Nervenarzt 2004; 75(10):1022-6N

Abstract

Based on patient reports, animal data, and in vitro experiments, evidence has emerged indicating a positive effect of cannabinoids as symptomatic treatment of spasticity and pain in multiple sclerosis. The recently published CAMS study was the first multicenter, randomized, placebo-controlled phase III trial to examine the efficacy of cannabinoids on symptoms related to MS. There was no treatment effect of cannabinoids on the primary outcome measure, a difference in the reduction of spasticity as assessed by the so-called Ashworth score. In contrast, significant effects on patient-reported spasticity and pain were documented. A major problem of the study was a high degree of patient unmasking in the active treatment group. In this review, the results of the CAMS study are discussed in the context of previous trials, the putative mechanism of action of cannabinoids and their adverse event profile.

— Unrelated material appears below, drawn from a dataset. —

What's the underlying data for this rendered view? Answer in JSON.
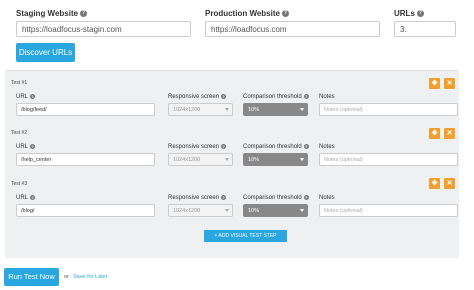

Authors+Show Affiliations

Neurologische Klinik, Heinrich-Heine-Universität, Düsseldorf. oliver.neuhaus@uni-duesseldorf.deNo affiliation info availableNo affiliation info availableNo affiliation info availableNo affiliation info availableNo affiliation info available

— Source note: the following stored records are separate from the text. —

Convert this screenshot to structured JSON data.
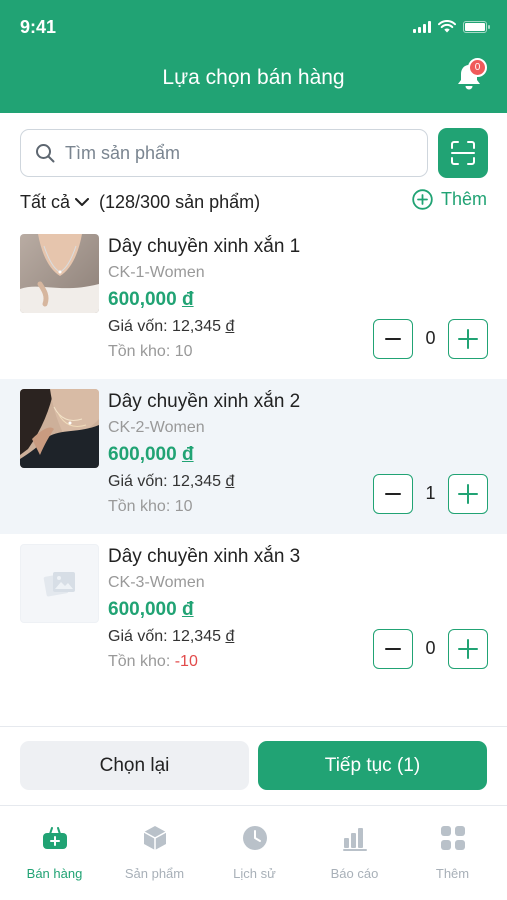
{
  "status_bar": {
    "time": "9:41"
  },
  "header": {
    "title": "Lựa chọn bán hàng",
    "notification_count": "0"
  },
  "search": {
    "placeholder": "Tìm sản phẩm"
  },
  "filter": {
    "category_label": "Tất cả",
    "count_label": "(128/300 sản phẩm)",
    "add_label": "Thêm"
  },
  "products": [
    {
      "name": "Dây chuyền xinh xắn 1",
      "sku": "CK-1-Women",
      "price": "600,000",
      "currency": "đ",
      "cost_label": "Giá vốn:",
      "cost_value": "12,345",
      "stock_label": "Tồn kho:",
      "stock_value": "10",
      "quantity": "0"
    },
    {
      "name": "Dây chuyền xinh xắn 2",
      "sku": "CK-2-Women",
      "price": "600,000",
      "currency": "đ",
      "cost_label": "Giá vốn:",
      "cost_value": "12,345",
      "stock_label": "Tồn kho:",
      "stock_value": "10",
      "quantity": "1"
    },
    {
      "name": "Dây chuyền xinh xắn 3",
      "sku": "CK-3-Women",
      "price": "600,000",
      "currency": "đ",
      "cost_label": "Giá vốn:",
      "cost_value": "12,345",
      "stock_label": "Tồn kho:",
      "stock_value": "-10",
      "quantity": "0"
    }
  ],
  "actions": {
    "reset_label": "Chọn lại",
    "continue_label": "Tiếp tục (1)"
  },
  "nav": {
    "items": [
      {
        "label": "Bán hàng",
        "icon": "shopping-basket-icon",
        "active": true
      },
      {
        "label": "Sản phẩm",
        "icon": "box-icon",
        "active": false
      },
      {
        "label": "Lịch sử",
        "icon": "clock-icon",
        "active": false
      },
      {
        "label": "Báo cáo",
        "icon": "bar-chart-icon",
        "active": false
      },
      {
        "label": "Thêm",
        "icon": "grid-icon",
        "active": false
      }
    ]
  },
  "colors": {
    "primary": "#21a374",
    "negative": "#e24b4b",
    "highlight_row": "#f1f5f9",
    "muted_text": "#999999"
  }
}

Pub Type(s)

English Abstract
Journal Article
Review

Language

ger

PubMed ID

15156287

Citation

Neuhaus, Oliver, et al. "[Cannabinoids in Multiple Sclerosis. Opportunity or Hazard?]." Der Nervenarzt, vol. 75, no. 10, 2004, pp. 1022-6.
Neuhaus O, Kieseier BC, Klimke A, et al. [Cannabinoids in multiple sclerosis. Opportunity or hazard?]. Nervenarzt. 2004;75(10):1022-6.
Neuhaus, O., Kieseier, B. C., Klimke, A., Gaebel, W., Hohlfeld, R., & Hartung, H. P. (2004). [Cannabinoids in multiple sclerosis. Opportunity or hazard?]. Der Nervenarzt, 75(10), pp. 1022-6.
Neuhaus O, et al. [Cannabinoids in Multiple Sclerosis. Opportunity or Hazard?]. Nervenarzt. 2004;75(10):1022-6. PubMed PMID: 15156287.
* Article titles in AMA citation format should be in sentence-case
TY - JOUR T1 - [Cannabinoids in multiple sclerosis. Opportunity or hazard?]. AU - Neuhaus,Oliver, AU - Kieseier,Bernd C, AU - Klimke,Ansgar, AU - Gaebel,Wolfgang, AU - Hohlfeld,Reinhard, AU - Hartung,Hans-Peter, PY - 2004/5/25/pubmed PY - 2004/12/22/medline PY - 2004/5/25/entrez SP - 1022 EP - 6 JF - Der Nervenarzt JO - Nervenarzt VL - 75 IS - 10 N2 - Based on patient reports, animal data, and in vitro experiments, evidence has emerged indicating a positive effect of cannabinoids as symptomatic treatment of spasticity and pain in multiple sclerosis. The recently published CAMS study was the first multicenter, randomized, placebo-controlled phase III trial to examine the efficacy of cannabinoids on symptoms related to MS. There was no treatment effect of cannabinoids on the primary outcome measure, a difference in the reduction of spasticity as assessed by the so-called Ashworth score. In contrast, significant effects on patient-reported spasticity and pain were documented. A major problem of the study was a high degree of patient unmasking in the active treatment group. In this review, the results of the CAMS study are discussed in the context of previous trials, the putative mechanism of action of cannabinoids and their adverse event profile. SN - 0028-2804 UR - https://www.unboundmedicine.com/medline/citation/15156287/[Cannabinoids_in_multiple_sclerosis__Opportunity_or_hazard]_ L2 - https://dx.doi.org/10.1007/s00115-004-1738-z DB - PRIME DP - Unbound Medicine ER -